The deposition to human body surfaces of potentially hazardous aerosol has been investigated through tracer experiments. Particles of different sizes labelled with neutron activatable rare earth tracers were released in test rooms and deposited on volunteers. Various sampling techniques to examine the clearance and retention of the aerosol to skin, hair and clothing were investigated, and a protocol for the most efficient procedure was established and validated. Experiments indicate that the deposition velocity to skin increases linearly with the particle size. A wind tunnel experiment simulating outdoor conditions showed outdoor deposition velocities to be almost an order of magnitude higher than those recorded indoors. Both in vivo and in vitro experiments were conducted, and the influence of various factors, such as surface type, air flow, heating and electrostatics were examined. The dynamics of particle removal from human skin were studied by fluorescence scanning.

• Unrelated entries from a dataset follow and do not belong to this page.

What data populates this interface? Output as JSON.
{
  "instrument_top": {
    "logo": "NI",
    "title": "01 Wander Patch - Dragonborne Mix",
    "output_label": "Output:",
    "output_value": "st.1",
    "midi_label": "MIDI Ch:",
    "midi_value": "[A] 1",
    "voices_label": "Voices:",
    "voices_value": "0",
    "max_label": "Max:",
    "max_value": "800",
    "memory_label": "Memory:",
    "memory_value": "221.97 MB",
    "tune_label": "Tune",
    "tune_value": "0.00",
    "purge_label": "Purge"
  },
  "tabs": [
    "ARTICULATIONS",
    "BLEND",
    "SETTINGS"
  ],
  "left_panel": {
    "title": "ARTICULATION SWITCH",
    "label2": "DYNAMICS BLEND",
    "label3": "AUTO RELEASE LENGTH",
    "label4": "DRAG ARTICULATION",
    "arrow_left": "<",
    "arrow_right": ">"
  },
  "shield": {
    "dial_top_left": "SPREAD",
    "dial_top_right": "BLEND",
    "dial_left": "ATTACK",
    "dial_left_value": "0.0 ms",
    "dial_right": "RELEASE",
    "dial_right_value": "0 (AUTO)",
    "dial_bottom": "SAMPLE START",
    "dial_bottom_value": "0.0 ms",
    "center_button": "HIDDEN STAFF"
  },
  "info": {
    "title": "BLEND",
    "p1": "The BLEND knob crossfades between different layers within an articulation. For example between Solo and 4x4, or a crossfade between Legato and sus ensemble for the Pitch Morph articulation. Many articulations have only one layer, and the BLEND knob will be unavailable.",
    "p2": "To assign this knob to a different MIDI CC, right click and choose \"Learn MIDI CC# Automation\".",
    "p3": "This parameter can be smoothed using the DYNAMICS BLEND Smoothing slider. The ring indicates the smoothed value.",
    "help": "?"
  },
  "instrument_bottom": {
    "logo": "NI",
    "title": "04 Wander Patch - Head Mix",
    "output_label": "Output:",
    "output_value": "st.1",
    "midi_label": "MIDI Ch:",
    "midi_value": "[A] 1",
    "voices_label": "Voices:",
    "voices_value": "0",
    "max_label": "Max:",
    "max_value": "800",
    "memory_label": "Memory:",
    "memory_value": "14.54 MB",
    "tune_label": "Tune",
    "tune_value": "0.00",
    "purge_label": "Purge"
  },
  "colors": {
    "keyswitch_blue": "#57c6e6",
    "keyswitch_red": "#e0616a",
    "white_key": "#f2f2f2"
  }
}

Using the experimentally determined parameters, a model was established for calculation of radiation doses received from deposition of airborne radioactive aerosol on human body surfaces. It was found that the gamma doses that could be expected from deposition on skin were of the same order of magnitude as the gamma doses received over several years from contamination on outdoor surfaces. Assuming very high dry contamination levels, as were recorded in some areas of Russia after the Chernobyl accident, it was found that beta doses from skin deposition may amount to several Sievert and thus be responsible for a significant cancer risk.
|Place of Publication||Roskilde|
|Publisher||Risø National Laboratory|
|Number of pages||43|
|Publication status||Published - 1998|
|Series||Denmark. Forskningscenter Risoe. Risoe-R|